## Problem statement
Exact copies of the records below are required.

Data entries:
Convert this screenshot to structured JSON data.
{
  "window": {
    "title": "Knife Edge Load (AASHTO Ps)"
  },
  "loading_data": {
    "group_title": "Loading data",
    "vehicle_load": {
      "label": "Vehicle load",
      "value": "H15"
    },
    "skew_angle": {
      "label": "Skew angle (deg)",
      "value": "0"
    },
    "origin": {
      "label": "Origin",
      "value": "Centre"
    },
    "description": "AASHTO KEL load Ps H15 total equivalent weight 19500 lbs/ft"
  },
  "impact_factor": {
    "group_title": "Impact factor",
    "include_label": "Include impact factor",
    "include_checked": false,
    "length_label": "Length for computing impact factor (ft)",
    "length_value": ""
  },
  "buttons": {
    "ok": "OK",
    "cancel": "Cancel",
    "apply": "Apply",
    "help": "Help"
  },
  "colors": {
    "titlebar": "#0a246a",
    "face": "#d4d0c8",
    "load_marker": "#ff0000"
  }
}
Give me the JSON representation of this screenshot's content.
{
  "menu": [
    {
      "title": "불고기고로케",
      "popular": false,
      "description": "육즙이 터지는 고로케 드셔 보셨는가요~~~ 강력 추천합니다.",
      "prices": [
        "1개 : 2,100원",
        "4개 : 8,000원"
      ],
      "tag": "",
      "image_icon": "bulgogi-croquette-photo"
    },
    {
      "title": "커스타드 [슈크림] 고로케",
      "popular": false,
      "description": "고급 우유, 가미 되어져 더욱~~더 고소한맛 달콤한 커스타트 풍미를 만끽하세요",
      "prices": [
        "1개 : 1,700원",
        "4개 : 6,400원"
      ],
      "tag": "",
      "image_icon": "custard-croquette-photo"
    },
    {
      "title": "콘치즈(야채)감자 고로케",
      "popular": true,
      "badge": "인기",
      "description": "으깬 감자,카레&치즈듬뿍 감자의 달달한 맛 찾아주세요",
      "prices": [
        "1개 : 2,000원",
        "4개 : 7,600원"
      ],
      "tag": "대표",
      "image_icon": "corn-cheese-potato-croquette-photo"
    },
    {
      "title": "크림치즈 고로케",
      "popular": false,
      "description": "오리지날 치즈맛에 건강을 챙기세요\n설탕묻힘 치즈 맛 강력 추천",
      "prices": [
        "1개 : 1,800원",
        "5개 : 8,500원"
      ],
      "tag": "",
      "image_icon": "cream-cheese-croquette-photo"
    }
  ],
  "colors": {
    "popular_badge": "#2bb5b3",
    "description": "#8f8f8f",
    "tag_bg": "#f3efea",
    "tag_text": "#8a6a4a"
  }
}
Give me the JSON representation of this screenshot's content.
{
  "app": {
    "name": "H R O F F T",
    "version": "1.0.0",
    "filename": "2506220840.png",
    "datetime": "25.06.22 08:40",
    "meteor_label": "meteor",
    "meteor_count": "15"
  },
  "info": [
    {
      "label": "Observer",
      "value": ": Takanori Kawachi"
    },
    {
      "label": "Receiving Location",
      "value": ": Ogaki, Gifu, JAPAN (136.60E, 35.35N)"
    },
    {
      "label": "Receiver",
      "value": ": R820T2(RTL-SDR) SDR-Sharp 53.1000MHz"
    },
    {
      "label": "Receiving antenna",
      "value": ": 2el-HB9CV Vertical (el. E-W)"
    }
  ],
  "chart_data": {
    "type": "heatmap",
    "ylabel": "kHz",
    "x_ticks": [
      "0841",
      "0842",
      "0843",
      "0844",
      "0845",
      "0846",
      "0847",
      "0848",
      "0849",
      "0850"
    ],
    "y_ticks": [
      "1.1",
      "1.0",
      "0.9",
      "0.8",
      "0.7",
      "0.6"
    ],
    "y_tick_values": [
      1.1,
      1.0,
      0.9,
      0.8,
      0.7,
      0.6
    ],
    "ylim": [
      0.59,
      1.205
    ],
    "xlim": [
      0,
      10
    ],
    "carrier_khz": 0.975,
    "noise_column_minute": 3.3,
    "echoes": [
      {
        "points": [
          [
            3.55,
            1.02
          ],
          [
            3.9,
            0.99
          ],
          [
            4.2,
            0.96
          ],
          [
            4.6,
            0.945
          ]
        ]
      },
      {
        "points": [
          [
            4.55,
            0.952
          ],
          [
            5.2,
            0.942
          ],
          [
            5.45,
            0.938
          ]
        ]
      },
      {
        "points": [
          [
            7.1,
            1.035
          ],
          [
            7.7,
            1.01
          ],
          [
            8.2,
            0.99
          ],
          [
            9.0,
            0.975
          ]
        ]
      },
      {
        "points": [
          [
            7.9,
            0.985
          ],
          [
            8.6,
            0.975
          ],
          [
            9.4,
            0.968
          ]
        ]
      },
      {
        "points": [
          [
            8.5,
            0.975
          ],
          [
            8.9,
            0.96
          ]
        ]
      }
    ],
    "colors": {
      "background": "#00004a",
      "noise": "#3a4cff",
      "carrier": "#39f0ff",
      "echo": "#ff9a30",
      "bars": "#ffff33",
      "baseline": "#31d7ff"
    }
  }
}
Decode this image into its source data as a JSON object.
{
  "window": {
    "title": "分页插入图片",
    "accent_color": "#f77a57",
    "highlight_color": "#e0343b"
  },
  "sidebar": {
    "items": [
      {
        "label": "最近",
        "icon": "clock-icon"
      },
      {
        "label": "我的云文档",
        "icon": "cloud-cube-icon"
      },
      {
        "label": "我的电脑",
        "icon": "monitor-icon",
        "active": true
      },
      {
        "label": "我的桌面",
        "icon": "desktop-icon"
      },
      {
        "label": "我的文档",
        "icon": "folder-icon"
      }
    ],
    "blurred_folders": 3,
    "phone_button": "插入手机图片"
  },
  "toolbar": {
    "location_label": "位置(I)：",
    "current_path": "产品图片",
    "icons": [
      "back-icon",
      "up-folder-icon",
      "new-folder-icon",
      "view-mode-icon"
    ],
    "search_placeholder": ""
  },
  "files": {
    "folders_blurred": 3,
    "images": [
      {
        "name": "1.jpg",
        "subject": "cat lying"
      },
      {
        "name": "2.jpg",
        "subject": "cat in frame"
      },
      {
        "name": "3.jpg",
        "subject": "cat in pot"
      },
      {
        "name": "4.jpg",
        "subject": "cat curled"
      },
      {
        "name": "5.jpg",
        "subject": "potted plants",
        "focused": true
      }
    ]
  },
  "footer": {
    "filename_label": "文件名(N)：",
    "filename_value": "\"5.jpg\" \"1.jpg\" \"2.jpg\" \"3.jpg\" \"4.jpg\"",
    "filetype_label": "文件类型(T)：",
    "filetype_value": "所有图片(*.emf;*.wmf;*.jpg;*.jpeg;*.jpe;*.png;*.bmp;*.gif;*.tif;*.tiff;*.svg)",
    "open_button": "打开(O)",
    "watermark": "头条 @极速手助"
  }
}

## Task output
Convert this screenshot to structured JSON data.
{
  "window": {
    "title": "Knife Edge Load (AASHTO Ps)"
  },
  "loading_data": {
    "group_title": "Loading data",
    "vehicle_load": {
      "label": "Vehicle load",
      "value": "H15"
    },
    "skew_angle": {
      "label": "Skew angle (deg)",
      "value": "0"
    },
    "origin": {
      "label": "Origin",
      "value": "Centre"
    },
    "description": "AASHTO KEL load Ps H15 total equivalent weight 19500 lbs/ft"
  },
  "impact_factor": {
    "group_title": "Impact factor",
    "include_label": "Include impact factor",
    "include_checked": false,
    "length_label": "Length for computing impact factor (ft)",
    "length_value": ""
  },
  "buttons": {
    "ok": "OK",
    "cancel": "Cancel",
    "apply": "Apply",
    "help": "Help"
  },
  "colors": {
    "titlebar": "#0a246a",
    "face": "#d4d0c8",
    "load_marker": "#ff0000"
  }
}
Give me the JSON representation of this screenshot's content.
{
  "menu": [
    {
      "title": "불고기고로케",
      "popular": false,
      "description": "육즙이 터지는 고로케 드셔 보셨는가요~~~ 강력 추천합니다.",
      "prices": [
        "1개 : 2,100원",
        "4개 : 8,000원"
      ],
      "tag": "",
      "image_icon": "bulgogi-croquette-photo"
    },
    {
      "title": "커스타드 [슈크림] 고로케",
      "popular": false,
      "description": "고급 우유, 가미 되어져 더욱~~더 고소한맛 달콤한 커스타트 풍미를 만끽하세요",
      "prices": [
        "1개 : 1,700원",
        "4개 : 6,400원"
      ],
      "tag": "",
      "image_icon": "custard-croquette-photo"
    },
    {
      "title": "콘치즈(야채)감자 고로케",
      "popular": true,
      "badge": "인기",
      "description": "으깬 감자,카레&치즈듬뿍 감자의 달달한 맛 찾아주세요",
      "prices": [
        "1개 : 2,000원",
        "4개 : 7,600원"
      ],
      "tag": "대표",
      "image_icon": "corn-cheese-potato-croquette-photo"
    },
    {
      "title": "크림치즈 고로케",
      "popular": false,
      "description": "오리지날 치즈맛에 건강을 챙기세요\n설탕묻힘 치즈 맛 강력 추천",
      "prices": [
        "1개 : 1,800원",
        "5개 : 8,500원"
      ],
      "tag": "",
      "image_icon": "cream-cheese-croquette-photo"
    }
  ],
  "colors": {
    "popular_badge": "#2bb5b3",
    "description": "#8f8f8f",
    "tag_bg": "#f3efea",
    "tag_text": "#8a6a4a"
  }
}
Give me the JSON representation of this screenshot's content.
{
  "app": {
    "name": "H R O F F T",
    "version": "1.0.0",
    "filename": "2506220840.png",
    "datetime": "25.06.22 08:40",
    "meteor_label": "meteor",
    "meteor_count": "15"
  },
  "info": [
    {
      "label": "Observer",
      "value": ": Takanori Kawachi"
    },
    {
      "label": "Receiving Location",
      "value": ": Ogaki, Gifu, JAPAN (136.60E, 35.35N)"
    },
    {
      "label": "Receiver",
      "value": ": R820T2(RTL-SDR) SDR-Sharp 53.1000MHz"
    },
    {
      "label": "Receiving antenna",
      "value": ": 2el-HB9CV Vertical (el. E-W)"
    }
  ],
  "chart_data": {
    "type": "heatmap",
    "ylabel": "kHz",
    "x_ticks": [
      "0841",
      "0842",
      "0843",
      "0844",
      "0845",
      "0846",
      "0847",
      "0848",
      "0849",
      "0850"
    ],
    "y_ticks": [
      "1.1",
      "1.0",
      "0.9",
      "0.8",
      "0.7",
      "0.6"
    ],
    "y_tick_values": [
      1.1,
      1.0,
      0.9,
      0.8,
      0.7,
      0.6
    ],
    "ylim": [
      0.59,
      1.205
    ],
    "xlim": [
      0,
      10
    ],
    "carrier_khz": 0.975,
    "noise_column_minute": 3.3,
    "echoes": [
      {
        "points": [
          [
            3.55,
            1.02
          ],
          [
            3.9,
            0.99
          ],
          [
            4.2,
            0.96
          ],
          [
            4.6,
            0.945
          ]
        ]
      },
      {
        "points": [
          [
            4.55,
            0.952
          ],
          [
            5.2,
            0.942
          ],
          [
            5.45,
            0.938
          ]
        ]
      },
      {
        "points": [
          [
            7.1,
            1.035
          ],
          [
            7.7,
            1.01
          ],
          [
            8.2,
            0.99
          ],
          [
            9.0,
            0.975
          ]
        ]
      },
      {
        "points": [
          [
            7.9,
            0.985
          ],
          [
            8.6,
            0.975
          ],
          [
            9.4,
            0.968
          ]
        ]
      },
      {
        "points": [
          [
            8.5,
            0.975
          ],
          [
            8.9,
            0.96
          ]
        ]
      }
    ],
    "colors": {
      "background": "#00004a",
      "noise": "#3a4cff",
      "carrier": "#39f0ff",
      "echo": "#ff9a30",
      "bars": "#ffff33",
      "baseline": "#31d7ff"
    }
  }
}
Decode this image into its source data as a JSON object.
{
  "window": {
    "title": "分页插入图片",
    "accent_color": "#f77a57",
    "highlight_color": "#e0343b"
  },
  "sidebar": {
    "items": [
      {
        "label": "最近",
        "icon": "clock-icon"
      },
      {
        "label": "我的云文档",
        "icon": "cloud-cube-icon"
      },
      {
        "label": "我的电脑",
        "icon": "monitor-icon",
        "active": true
      },
      {
        "label": "我的桌面",
        "icon": "desktop-icon"
      },
      {
        "label": "我的文档",
        "icon": "folder-icon"
      }
    ],
    "blurred_folders": 3,
    "phone_button": "插入手机图片"
  },
  "toolbar": {
    "location_label": "位置(I)：",
    "current_path": "产品图片",
    "icons": [
      "back-icon",
      "up-folder-icon",
      "new-folder-icon",
      "view-mode-icon"
    ],
    "search_placeholder": ""
  },
  "files": {
    "folders_blurred": 3,
    "images": [
      {
        "name": "1.jpg",
        "subject": "cat lying"
      },
      {
        "name": "2.jpg",
        "subject": "cat in frame"
      },
      {
        "name": "3.jpg",
        "subject": "cat in pot"
      },
      {
        "name": "4.jpg",
        "subject": "cat curled"
      },
      {
        "name": "5.jpg",
        "subject": "potted plants",
        "focused": true
      }
    ]
  },
  "footer": {
    "filename_label": "文件名(N)：",
    "filename_value": "\"5.jpg\" \"1.jpg\" \"2.jpg\" \"3.jpg\" \"4.jpg\"",
    "filetype_label": "文件类型(T)：",
    "filetype_value": "所有图片(*.emf;*.wmf;*.jpg;*.jpeg;*.jpe;*.png;*.bmp;*.gif;*.tif;*.tiff;*.svg)",
    "open_button": "打开(O)",
    "watermark": "头条 @极速手助"
  }
}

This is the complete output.